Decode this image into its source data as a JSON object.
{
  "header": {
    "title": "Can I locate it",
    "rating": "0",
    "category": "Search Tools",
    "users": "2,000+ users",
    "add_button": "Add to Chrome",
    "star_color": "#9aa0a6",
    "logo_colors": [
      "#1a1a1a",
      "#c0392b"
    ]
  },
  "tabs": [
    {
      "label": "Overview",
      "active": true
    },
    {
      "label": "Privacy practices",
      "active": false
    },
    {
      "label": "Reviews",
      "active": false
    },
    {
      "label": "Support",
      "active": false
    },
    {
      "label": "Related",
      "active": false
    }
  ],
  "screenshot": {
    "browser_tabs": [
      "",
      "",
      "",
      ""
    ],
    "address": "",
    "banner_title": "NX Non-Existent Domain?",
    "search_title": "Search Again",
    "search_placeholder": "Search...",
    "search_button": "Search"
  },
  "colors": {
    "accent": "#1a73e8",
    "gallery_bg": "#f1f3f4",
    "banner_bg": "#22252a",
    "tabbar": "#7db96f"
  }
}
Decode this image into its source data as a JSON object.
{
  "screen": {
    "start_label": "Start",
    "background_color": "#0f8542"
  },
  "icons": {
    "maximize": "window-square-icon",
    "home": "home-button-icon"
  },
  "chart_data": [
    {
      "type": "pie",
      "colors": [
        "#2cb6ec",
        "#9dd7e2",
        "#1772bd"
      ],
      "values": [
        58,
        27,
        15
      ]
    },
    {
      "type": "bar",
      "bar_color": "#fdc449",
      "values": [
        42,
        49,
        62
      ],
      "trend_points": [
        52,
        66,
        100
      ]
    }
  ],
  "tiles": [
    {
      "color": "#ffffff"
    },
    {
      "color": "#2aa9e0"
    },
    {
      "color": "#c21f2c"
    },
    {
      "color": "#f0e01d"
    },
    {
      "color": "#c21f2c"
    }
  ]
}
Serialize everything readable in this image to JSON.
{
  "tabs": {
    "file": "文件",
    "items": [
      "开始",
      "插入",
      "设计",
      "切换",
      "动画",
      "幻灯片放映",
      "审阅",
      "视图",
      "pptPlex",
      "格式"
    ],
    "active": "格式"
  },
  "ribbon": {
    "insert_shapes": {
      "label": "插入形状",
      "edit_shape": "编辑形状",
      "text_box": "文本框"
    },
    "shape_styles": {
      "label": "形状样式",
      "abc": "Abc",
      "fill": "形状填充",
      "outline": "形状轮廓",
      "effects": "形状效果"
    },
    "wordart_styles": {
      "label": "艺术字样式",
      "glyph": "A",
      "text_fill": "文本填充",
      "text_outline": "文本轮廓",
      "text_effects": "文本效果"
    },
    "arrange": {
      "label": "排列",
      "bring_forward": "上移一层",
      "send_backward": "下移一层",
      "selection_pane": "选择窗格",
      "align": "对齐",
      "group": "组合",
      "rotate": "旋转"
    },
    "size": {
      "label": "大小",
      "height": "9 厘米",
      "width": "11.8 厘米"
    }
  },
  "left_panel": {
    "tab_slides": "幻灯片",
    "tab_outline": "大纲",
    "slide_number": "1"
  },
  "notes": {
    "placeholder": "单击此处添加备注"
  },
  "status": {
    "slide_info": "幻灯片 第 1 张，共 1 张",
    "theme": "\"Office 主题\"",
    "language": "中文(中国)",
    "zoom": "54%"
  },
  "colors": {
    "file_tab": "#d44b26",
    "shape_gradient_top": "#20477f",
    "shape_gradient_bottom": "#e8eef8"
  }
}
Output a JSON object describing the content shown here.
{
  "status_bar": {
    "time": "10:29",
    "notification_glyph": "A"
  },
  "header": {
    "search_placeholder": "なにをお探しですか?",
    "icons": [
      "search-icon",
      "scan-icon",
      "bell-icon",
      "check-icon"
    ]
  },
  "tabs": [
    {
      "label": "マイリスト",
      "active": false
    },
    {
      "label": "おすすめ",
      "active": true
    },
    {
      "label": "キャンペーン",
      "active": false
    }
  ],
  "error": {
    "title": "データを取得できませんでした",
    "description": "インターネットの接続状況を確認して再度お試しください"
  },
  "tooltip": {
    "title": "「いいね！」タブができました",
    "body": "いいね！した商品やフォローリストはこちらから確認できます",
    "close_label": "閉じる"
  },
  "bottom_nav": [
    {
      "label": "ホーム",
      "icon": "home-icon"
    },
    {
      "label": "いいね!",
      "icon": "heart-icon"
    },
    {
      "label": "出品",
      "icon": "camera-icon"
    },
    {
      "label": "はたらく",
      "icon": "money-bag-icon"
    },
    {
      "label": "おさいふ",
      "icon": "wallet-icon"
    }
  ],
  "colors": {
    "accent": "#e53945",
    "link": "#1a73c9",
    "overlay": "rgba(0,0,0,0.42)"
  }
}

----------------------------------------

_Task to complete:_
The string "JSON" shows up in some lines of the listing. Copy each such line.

_Your response:_
Decode this image into its source data as a JSON object.
Decode this image into its source data as a JSON object.
Serialize everything readable in this image to JSON.
Output a JSON object describing the content shown here.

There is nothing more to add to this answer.